MATERIAL PROVIDED
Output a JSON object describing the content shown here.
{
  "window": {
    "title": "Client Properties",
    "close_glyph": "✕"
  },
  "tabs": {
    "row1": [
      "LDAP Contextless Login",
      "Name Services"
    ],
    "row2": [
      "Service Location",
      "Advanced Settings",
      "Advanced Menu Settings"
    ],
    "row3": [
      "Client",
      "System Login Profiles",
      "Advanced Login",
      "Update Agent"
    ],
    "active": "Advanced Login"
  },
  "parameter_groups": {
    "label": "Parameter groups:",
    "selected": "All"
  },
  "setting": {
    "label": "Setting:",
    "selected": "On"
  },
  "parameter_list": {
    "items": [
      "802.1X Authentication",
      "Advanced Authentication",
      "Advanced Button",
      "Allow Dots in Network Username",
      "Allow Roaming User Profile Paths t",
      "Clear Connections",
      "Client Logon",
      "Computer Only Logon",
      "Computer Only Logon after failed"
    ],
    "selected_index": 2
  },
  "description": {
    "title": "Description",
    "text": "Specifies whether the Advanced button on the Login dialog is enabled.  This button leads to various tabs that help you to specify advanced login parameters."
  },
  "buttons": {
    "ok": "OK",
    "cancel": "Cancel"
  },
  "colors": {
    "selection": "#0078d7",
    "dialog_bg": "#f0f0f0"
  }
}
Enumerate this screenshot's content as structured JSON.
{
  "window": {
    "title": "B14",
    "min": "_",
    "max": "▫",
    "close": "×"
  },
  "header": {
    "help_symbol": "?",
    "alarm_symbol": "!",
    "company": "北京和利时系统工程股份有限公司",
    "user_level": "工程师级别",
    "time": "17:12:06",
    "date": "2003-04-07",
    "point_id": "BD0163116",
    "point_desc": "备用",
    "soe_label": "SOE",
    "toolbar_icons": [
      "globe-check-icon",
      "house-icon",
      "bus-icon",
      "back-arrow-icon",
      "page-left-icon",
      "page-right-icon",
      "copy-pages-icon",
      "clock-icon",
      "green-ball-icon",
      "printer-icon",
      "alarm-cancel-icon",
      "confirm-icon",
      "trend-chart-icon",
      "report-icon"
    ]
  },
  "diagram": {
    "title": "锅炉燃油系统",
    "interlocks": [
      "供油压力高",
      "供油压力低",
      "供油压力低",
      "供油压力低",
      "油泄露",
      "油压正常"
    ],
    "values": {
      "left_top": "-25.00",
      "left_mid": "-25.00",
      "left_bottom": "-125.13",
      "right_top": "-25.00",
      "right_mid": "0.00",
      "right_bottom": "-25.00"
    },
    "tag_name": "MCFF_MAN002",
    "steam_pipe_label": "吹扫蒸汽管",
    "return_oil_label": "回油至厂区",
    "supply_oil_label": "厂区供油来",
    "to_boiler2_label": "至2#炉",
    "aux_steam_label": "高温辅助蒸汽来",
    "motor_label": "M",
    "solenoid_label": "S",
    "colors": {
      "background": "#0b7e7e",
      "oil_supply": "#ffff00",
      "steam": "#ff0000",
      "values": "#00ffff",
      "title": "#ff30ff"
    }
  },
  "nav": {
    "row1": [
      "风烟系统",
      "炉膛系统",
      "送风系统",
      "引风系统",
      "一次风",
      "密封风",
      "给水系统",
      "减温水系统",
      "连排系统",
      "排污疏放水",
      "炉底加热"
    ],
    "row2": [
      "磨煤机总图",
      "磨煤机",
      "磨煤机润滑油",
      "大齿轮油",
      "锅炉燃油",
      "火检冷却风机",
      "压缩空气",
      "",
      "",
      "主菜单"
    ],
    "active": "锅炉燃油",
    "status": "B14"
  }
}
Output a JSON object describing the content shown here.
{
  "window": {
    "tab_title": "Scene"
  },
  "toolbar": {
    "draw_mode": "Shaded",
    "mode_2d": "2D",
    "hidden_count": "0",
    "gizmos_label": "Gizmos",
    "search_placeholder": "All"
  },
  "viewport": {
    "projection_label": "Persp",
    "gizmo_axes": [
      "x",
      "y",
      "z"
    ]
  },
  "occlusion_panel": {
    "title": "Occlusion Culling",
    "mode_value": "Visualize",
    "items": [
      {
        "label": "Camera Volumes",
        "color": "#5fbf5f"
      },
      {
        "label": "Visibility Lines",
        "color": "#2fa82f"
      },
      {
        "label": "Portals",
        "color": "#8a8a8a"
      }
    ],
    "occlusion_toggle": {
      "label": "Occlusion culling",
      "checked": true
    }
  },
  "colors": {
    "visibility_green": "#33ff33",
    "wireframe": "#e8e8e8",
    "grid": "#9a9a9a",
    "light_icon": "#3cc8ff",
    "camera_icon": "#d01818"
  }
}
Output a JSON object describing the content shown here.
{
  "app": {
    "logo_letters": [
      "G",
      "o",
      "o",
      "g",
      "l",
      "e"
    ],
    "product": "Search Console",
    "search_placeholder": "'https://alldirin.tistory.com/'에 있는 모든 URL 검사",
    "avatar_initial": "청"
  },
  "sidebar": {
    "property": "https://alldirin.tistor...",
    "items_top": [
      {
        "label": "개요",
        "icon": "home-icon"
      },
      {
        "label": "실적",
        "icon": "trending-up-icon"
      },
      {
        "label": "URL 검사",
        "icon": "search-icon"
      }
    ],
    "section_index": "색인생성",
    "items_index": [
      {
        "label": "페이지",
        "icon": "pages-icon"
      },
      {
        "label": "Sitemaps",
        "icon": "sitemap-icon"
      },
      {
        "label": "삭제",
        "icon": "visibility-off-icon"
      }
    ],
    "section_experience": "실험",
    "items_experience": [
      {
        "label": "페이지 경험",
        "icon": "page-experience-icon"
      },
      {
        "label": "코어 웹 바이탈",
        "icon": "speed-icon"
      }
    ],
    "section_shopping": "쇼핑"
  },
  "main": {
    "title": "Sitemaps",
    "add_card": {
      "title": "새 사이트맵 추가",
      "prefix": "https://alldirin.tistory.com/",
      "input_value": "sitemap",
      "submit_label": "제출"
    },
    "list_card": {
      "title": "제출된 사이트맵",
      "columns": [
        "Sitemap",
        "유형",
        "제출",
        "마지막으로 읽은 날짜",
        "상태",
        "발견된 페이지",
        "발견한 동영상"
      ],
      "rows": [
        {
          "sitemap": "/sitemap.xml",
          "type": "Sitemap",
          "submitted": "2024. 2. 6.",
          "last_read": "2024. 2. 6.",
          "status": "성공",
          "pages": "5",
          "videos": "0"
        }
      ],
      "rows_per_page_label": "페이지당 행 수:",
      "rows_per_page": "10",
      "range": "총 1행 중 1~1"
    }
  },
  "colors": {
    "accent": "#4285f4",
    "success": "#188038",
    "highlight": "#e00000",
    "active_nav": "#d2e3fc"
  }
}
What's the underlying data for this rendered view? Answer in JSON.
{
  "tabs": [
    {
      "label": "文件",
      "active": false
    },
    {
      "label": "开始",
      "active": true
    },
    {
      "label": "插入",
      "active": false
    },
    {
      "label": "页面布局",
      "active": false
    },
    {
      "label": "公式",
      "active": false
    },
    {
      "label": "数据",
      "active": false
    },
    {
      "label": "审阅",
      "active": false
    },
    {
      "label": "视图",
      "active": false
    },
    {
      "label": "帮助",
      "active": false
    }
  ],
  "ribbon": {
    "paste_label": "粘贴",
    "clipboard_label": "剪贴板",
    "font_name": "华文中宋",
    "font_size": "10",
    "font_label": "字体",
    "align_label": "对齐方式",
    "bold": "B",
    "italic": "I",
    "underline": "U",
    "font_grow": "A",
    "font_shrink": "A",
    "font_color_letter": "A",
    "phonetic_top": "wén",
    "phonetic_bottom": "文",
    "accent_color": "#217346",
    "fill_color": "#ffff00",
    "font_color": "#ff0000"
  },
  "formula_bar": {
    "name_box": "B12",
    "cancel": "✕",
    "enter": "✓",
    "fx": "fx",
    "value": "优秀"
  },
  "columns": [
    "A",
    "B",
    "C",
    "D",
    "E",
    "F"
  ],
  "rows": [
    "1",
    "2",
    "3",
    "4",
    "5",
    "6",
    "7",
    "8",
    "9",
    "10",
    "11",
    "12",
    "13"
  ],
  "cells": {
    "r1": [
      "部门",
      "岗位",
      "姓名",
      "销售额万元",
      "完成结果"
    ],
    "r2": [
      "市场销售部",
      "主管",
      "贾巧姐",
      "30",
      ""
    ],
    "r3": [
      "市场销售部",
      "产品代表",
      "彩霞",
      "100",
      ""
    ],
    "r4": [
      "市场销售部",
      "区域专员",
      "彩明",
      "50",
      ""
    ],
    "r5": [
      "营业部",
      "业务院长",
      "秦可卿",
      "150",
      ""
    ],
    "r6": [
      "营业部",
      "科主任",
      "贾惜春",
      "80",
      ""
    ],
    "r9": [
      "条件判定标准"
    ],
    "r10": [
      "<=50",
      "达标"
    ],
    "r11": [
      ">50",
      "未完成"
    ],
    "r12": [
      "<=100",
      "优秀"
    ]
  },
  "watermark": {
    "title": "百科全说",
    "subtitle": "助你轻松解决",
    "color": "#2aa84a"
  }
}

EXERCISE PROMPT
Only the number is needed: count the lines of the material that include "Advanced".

TASK SOLUTION
7